A final short run along the road returns you back to the Norfolk Arms car park.
But, the impossible remains with us. Not just in any impressionistic pictures we might create from the trees and brambles in Lady Cannings' plantation.
Not just in any pictures we might create of aspects of Lady Cannings' plantation, which are always already incomplete; already in themselves as pictures filled with the impossible.
In instrumental terms, of course, many athletes use Strava as a way of providing a focus upon their performance over specific lengths of a given run/ cycle/walk/ swim etc.
Yet, with this picture in mind let’s take this line of thought a little further. The technology provides a way of communicating with other ‘followers’ and, indeed, of ‘following’ others involved in similar activities.
Martin Spence, who’s been using the Strava technology for some time, has fun inventing amusing names for his runs which he ‘shares’ with other ‘followers’ using the App. But, isn’t it with such naming that one turns what could be simply dead representations of, in this case episodes of running, or levels of performance, into a life-giving force, reflecting ways of being on a run – which bring expression of laughter, joy, fun, happiness and so on?
It's quite impossible to measure or calculate in anyway the laughter, joy, fun, happiness, of course. These words give expression to aspects of the impossible at play in our lives.
It was in this context in thinking about the naming of our runs that a call for metanoia came to mind. It seemed to me that in the very process of naming our runs one can begin to make connections, so bringing alive and bringing new life to a given activity with other ways of giving expression to our everyday activities, for example, through literature, various arts, different forms of philosophy and so on.
In this way, and in returning to the earlier citation from Nabokov, it is through such inventive naming of runs that one can open one’s self in ‘the crack of light’ to the impossible, between those ‘two eternities of darkness’, which is there hidden in each and every one of our technologies and drives our capitalist world with such seemingly inexorable force.
So, what's the big deal with this call for metanoia? The big deal comes in the naming.
In drawing from various arts, philosophy, sciences, the media, history... in creating our names for our runs, is it not possible to open reflection upon those everyday familiar homogeneous economies of running - where every possible outcome from running gets calculated, everything's supposedly conditioned and largely predictable, and so many are concerned primarily with the calculus of performance. Take a look at all the popular running magazines - you find so many ways of improving your running, however you might define 'improvement'.

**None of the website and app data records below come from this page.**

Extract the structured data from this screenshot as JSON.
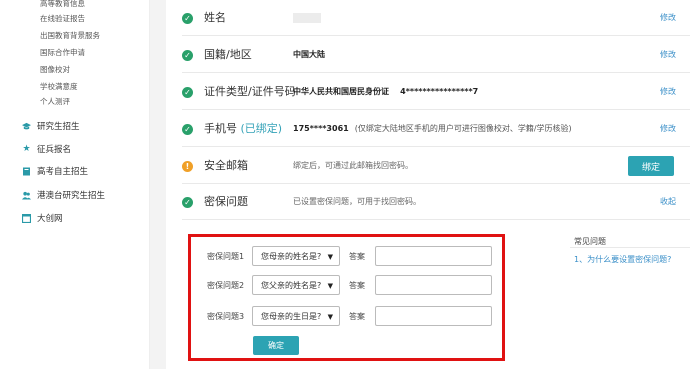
{
  "sidebar": {
    "sub_items": [
      "高等教育信息",
      "在线验证报告",
      "出国教育背景服务",
      "国际合作申请",
      "图像校对",
      "学校满意度",
      "个人测评"
    ],
    "sections": [
      {
        "label": "研究生招生",
        "icon": "graduation-cap-icon"
      },
      {
        "label": "征兵报名",
        "icon": "star-icon"
      },
      {
        "label": "高考自主招生",
        "icon": "book-icon"
      },
      {
        "label": "港澳台研究生招生",
        "icon": "people-icon"
      },
      {
        "label": "大创网",
        "icon": "window-icon"
      }
    ]
  },
  "rows": {
    "name": {
      "label": "姓名",
      "action": "修改"
    },
    "nationality": {
      "label": "国籍/地区",
      "value": "中国大陆",
      "action": "修改"
    },
    "id_doc": {
      "label": "证件类型/证件号码",
      "value": "中华人民共和国居民身份证",
      "number": "4****************7",
      "action": "修改"
    },
    "phone": {
      "label": "手机号",
      "tag": "(已绑定)",
      "value": "175****3061",
      "note": "(仅绑定大陆地区手机的用户可进行图像校对、学籍/学历核验)",
      "action": "修改"
    },
    "email": {
      "label": "安全邮箱",
      "value": "绑定后，可通过此邮箱找回密码。",
      "button": "绑定"
    },
    "security": {
      "label": "密保问题",
      "value": "已设置密保问题，可用于找回密码。",
      "action": "收起"
    }
  },
  "questions": {
    "answer_label": "答案",
    "items": [
      {
        "label": "密保问题1",
        "selected": "您母亲的姓名是?"
      },
      {
        "label": "密保问题2",
        "selected": "您父亲的姓名是?"
      },
      {
        "label": "密保问题3",
        "selected": "您母亲的生日是?"
      }
    ],
    "confirm": "确定"
  },
  "faq": {
    "title": "常见问题",
    "items": [
      "1、为什么要设置密保问题?"
    ]
  },
  "colors": {
    "accent": "#2ca3b3",
    "ok": "#29a06a",
    "warn": "#f0a028",
    "highlight_border": "#e01212",
    "link": "#3a8fc8"
  }
}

But, isn't there something missing with this focus in running upon performance, improvement, quality, and so on? I'm not suggesting that somehow running should abandon any competition, races and so on. The challenge of racing in its many different forms has been there from the times of the Ancient Greeks.
Yet, aren't we in danger of missing the heterogeneous economies at play in our running - which open unconditionally for us as human beings; opening us to the impossible and incalculable dimensions of our existence. The liminal space for play, the sense of freedom encapsulated by running on the hills, the love as an excess beyond anything that can be written of runners and their relationship with their different environments in which they variously run, the aesthetic relationship many runners feel with the earth - landscapes, hills, mountains, woodlands, copses, flowers, meadows, grasses and so on.

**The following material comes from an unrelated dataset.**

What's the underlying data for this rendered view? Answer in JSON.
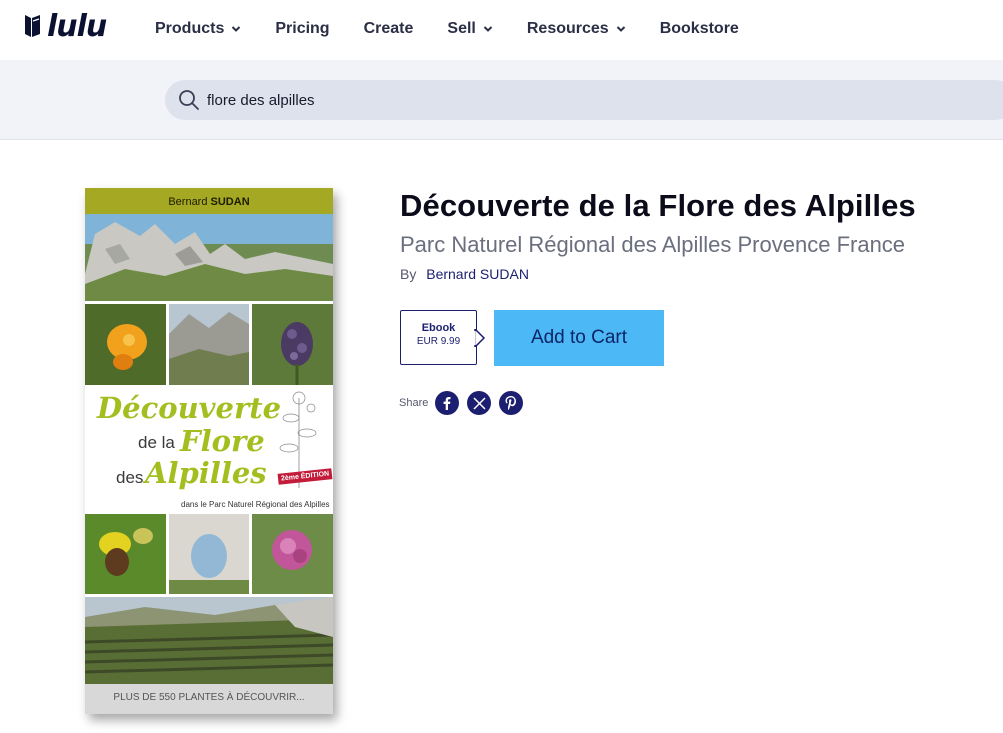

In calling for metanoia, then, what I had in mind was the existence of the heterogeneous economy at play in our world, which tends to remain elided in public discussions concerning economy and economies. In opening the challenge of creating a range of names for our runs, as Martin has done, one also invites in consideration of the life giving force of the impossible.

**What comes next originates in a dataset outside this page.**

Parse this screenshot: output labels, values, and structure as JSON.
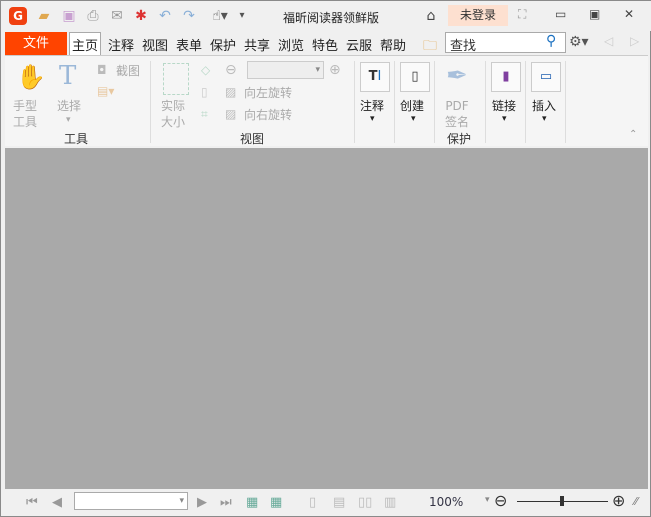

I hope you have enjoyed reading this blog.
I look forward to hearing from you.
Kevin, May 2017